Glossary of Terms
Amotosalen: A light-activated, DNA and RNA-crosslinking psoralen compound, which is used to neutralize pathogens.
Antibody: A protein that is made by certain white blood cells (lymphocytes), in the body, in response to the invasion of a foreign substance.
Anticoagulant: A substance added to the blood that inhibits clotting.
Apheresis: The process of removing a specific component from blood from an individual donor and returning the remaining components to the donor , in order to collect more of one particular part of the blood than could be separated from a unit of whole blood. Also called hemapheresis or pheresis.
B Lymphocyte: A lymphocyte that is involved in the production of antibodies.
Bacteria: One celled organisms, spherical, spiral, or rod shaped and appearing singly, in chains, or in clusters.
Blood: The fluid that circulates in the principal vascular system of human being and other vertebrates: in humans consisting of plasma in which the red blood cells, white blood cells, and platelets are suspended.
Blood Bank: A place where blood is collected from donors, typed, separated into components, stored, and prepared for transfusion to recipients.
Blood Components: Products separated from whole blood (i.e. red cells, white cells, platelets and plasma.)
Blood Transfusion: The transfer of blood or blood components from one person (the donor) into the bloodstream of another person (the recipient). This may be done as a lifesaving maneuver to replace blood cells or blood products lost through bleeding. Transfusion of your own blood (autologous) is the safest method but requires advance planning and not all patients are eligible. Directed donor blood allows the patient to receive blood from known donors. Volunteer donor blood is usually most readily available and, when properly tested has a low incidence of adverse events. Blood conserving techniques are an important aspect of limiting transfusion requirements.
Chickungunya Virus: An alphavirus that is spread by mosquito bites from Aedes aegypti mosquitoes causing debilitating joint pain and lethal in immune compromised patients.
Haemovigilance: A set of organized surveillance procedures relating to serious adverse or unexpected events or reactions in blood donors or recipients and the epidemiological follow-up of donors.
Hemoglobin: The oxygen carrying protein of red blood cells that gives them their red color and serves to carry oxygen to the tissues.
Leukocyte: A white blood cell.
Lymphocyte: A type of white blood cell having a spherical nucleus surrounded by a thin layer of nongranular cytoplasm.
Nucleic Acid: A nucleic acid is a macromolecule composed of nucleotide chains.
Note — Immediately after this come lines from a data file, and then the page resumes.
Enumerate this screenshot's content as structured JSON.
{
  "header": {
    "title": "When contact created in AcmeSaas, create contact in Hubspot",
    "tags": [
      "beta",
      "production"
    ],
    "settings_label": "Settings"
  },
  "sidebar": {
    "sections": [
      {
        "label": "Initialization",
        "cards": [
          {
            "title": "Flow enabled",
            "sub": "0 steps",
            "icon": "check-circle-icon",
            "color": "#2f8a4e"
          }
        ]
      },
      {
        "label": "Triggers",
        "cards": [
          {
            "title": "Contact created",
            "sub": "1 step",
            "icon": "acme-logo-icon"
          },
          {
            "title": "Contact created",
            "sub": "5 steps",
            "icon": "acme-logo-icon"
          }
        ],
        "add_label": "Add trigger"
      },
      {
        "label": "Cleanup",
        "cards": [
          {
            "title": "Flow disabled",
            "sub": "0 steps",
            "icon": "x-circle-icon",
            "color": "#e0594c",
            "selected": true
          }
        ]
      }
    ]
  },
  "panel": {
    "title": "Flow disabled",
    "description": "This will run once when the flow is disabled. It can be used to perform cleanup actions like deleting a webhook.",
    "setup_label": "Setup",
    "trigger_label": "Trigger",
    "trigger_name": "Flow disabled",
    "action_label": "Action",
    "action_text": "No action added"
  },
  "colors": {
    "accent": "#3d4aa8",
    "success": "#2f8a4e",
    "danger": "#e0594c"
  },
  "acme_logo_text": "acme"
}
In biochemistry these molecules carry genetic information or form structures within cells. The most common nucleic acids are deoxyribonucleic acid (DNA) and ribonucleic acid (RNA). Nucleic acids are universal in living things, as they are found in all cells. They are also found in viruses.
Pathogen: An infectious agent or biological agent that causes disease or illness to its host.
Pathogen Inactivation: A process designed to eliminate most pathogens -- viruses, bacteria and fungi -- from water, air or donated blood.
Plasma: The liquid part of the blood and lymphatic fluid, which makes up about half of its volume. Plasma is devoid of cells and, unlike serum, has not clotted. Blood plasma contains antibodies and other proteins. It is taken from donors and made into medications for a variety of blood-related conditions. Some blood plasma is also used in non-medical products.
Platelets: Any of numerous, minute disk-shaped, protoplasmic structures in blood, chiefly known for their role in blood coagulation.
Psoralen: Any of a number of drugs and other substances containing chemicals that react with ultraviolet (UV) light.
Pooled Platelets: A platelet transfusion that is prepared by combining multiple platelet products from several donors to produce a therapeutic dose for transfusion.
Red Blood Cells: One of the cells of the blood, which, in mammals, are non nucleated disks concave on both sides, containing hemoglobin and carrying oxygen to the cells and tissues and carbon dioxide back to the respiratory organs.
Transfusion Reaction: A group of symptoms that may appear after a transfusion of blood products. Symptoms may be mild to severe and may include side effects such as: chills, fever, rash and, in severe cases, organ failure and death.
Virus: A microorganism smaller than a bacteria, which cannot grow or reproduce apart from a living cell. A virus invades living cells and uses their chemical machinery to keep itself alive and to replicate itself. It may reproduce with fidelity or with errors (mutations) - this ability to mutate is responsible for the ability of some viruses to change slightly in each infected person, making treatment more difficult.
White Blood Cells: Any of various nearly colorless cells of the immune system that circulate mainly in the blood and lymph systems.